* [WHAT IS BEING ASKED] Filtering the records below, copy only those lines that include the word "illustration".

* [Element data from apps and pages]
╔══
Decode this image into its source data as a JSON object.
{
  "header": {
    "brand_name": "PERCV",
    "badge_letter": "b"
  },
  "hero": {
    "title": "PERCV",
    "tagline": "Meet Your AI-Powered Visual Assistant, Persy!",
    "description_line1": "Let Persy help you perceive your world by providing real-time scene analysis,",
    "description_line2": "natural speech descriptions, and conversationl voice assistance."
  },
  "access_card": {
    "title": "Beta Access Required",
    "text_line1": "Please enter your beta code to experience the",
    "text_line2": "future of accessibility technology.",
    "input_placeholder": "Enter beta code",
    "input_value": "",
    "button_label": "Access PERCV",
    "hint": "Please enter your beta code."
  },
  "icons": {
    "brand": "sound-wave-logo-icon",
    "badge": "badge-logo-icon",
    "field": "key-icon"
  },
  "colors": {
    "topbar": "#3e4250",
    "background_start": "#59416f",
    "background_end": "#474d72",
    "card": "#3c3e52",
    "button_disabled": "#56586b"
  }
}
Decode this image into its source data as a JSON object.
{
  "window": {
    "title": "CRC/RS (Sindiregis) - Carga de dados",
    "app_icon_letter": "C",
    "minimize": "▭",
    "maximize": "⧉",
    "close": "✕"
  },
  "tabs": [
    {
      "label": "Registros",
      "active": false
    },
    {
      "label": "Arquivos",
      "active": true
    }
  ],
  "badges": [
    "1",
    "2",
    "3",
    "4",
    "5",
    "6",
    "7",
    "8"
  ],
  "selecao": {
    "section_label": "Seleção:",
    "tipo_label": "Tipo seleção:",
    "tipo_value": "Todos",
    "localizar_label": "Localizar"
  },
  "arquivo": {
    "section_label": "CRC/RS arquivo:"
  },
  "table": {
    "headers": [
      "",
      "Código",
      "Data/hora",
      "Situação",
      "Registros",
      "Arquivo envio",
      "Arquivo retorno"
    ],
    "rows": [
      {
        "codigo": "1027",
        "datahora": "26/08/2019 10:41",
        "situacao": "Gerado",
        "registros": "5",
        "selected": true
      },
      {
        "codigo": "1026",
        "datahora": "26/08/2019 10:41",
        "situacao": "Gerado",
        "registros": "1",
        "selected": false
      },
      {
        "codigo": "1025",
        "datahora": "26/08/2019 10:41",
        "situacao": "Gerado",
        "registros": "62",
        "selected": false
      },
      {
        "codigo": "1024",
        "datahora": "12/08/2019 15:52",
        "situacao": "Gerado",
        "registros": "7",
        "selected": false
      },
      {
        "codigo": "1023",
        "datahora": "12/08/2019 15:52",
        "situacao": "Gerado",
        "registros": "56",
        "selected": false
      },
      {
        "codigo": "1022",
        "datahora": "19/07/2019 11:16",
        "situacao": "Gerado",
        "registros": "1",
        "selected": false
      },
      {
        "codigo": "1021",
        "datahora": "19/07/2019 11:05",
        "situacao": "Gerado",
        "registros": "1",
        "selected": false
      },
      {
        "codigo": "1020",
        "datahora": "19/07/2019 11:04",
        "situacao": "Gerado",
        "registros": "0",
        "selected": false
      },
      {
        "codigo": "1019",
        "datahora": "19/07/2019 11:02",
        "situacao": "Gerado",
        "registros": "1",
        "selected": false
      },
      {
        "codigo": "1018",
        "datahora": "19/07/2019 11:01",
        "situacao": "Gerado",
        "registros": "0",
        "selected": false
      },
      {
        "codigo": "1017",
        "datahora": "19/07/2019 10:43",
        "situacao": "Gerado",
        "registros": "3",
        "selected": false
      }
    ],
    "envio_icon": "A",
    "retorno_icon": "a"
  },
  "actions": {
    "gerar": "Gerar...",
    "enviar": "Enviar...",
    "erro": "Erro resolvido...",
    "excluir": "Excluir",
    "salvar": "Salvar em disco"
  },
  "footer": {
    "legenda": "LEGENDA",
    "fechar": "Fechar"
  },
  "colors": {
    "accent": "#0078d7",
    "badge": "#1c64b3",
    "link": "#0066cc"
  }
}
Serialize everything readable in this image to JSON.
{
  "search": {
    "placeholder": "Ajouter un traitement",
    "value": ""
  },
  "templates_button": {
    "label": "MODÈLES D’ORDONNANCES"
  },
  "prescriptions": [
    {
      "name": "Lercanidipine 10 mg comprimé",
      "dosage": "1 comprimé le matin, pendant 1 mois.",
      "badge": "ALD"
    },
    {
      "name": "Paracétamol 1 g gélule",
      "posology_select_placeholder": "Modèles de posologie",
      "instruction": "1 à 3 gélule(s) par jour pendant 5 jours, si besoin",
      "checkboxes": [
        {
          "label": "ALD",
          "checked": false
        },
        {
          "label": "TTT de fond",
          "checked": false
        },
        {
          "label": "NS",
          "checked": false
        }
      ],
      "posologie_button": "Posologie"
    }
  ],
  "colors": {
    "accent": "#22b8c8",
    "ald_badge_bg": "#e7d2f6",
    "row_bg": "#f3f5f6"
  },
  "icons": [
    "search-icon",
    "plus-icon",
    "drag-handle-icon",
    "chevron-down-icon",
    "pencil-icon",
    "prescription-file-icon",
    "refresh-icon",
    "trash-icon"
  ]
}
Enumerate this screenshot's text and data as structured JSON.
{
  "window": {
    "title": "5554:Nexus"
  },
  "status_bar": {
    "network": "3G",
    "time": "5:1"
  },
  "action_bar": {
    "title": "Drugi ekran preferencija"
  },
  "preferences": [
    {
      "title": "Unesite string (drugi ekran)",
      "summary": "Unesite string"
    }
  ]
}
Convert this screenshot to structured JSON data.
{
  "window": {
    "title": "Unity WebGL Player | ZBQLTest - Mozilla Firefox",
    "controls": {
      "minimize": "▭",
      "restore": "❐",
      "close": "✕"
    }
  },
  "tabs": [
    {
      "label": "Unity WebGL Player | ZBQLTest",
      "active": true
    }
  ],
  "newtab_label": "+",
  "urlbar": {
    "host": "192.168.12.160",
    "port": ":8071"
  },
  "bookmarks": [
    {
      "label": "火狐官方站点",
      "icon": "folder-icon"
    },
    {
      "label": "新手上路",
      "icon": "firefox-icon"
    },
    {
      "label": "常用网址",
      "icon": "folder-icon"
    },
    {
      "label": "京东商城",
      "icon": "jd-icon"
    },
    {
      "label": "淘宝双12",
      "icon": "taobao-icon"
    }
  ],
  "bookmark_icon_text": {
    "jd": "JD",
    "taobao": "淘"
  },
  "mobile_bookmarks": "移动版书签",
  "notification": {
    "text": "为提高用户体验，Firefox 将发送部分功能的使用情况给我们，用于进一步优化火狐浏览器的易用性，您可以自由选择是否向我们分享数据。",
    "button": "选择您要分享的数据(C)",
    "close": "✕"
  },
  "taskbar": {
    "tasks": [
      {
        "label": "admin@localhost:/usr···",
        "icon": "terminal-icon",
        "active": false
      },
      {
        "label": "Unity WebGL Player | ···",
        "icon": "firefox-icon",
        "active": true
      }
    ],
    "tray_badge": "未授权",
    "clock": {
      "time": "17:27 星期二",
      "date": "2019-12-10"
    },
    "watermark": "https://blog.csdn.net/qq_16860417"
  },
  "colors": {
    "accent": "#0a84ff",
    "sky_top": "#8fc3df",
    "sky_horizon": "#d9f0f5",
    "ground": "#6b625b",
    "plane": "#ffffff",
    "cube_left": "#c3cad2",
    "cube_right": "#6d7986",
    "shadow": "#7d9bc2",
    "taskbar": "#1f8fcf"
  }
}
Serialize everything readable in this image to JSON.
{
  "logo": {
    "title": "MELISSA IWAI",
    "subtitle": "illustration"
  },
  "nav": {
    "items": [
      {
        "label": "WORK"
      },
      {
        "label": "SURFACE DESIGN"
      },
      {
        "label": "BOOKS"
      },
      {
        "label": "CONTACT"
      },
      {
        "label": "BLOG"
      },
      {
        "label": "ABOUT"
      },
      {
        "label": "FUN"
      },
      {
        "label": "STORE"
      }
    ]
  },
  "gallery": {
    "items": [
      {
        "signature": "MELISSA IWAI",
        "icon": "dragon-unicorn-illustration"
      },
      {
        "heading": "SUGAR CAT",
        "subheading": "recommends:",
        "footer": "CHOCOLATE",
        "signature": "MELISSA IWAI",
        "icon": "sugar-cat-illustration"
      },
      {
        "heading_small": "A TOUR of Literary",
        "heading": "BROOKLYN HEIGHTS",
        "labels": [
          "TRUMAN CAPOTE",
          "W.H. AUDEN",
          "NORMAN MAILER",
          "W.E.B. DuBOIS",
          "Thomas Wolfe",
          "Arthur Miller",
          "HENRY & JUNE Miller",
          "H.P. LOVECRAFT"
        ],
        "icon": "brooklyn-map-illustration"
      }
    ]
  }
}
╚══
* [EXPECTED OUTPUT]
    "subtitle": "illustration"
        "icon": "dragon-unicorn-illustration"
        "icon": "sugar-cat-illustration"
        "icon": "brooklyn-map-illustration"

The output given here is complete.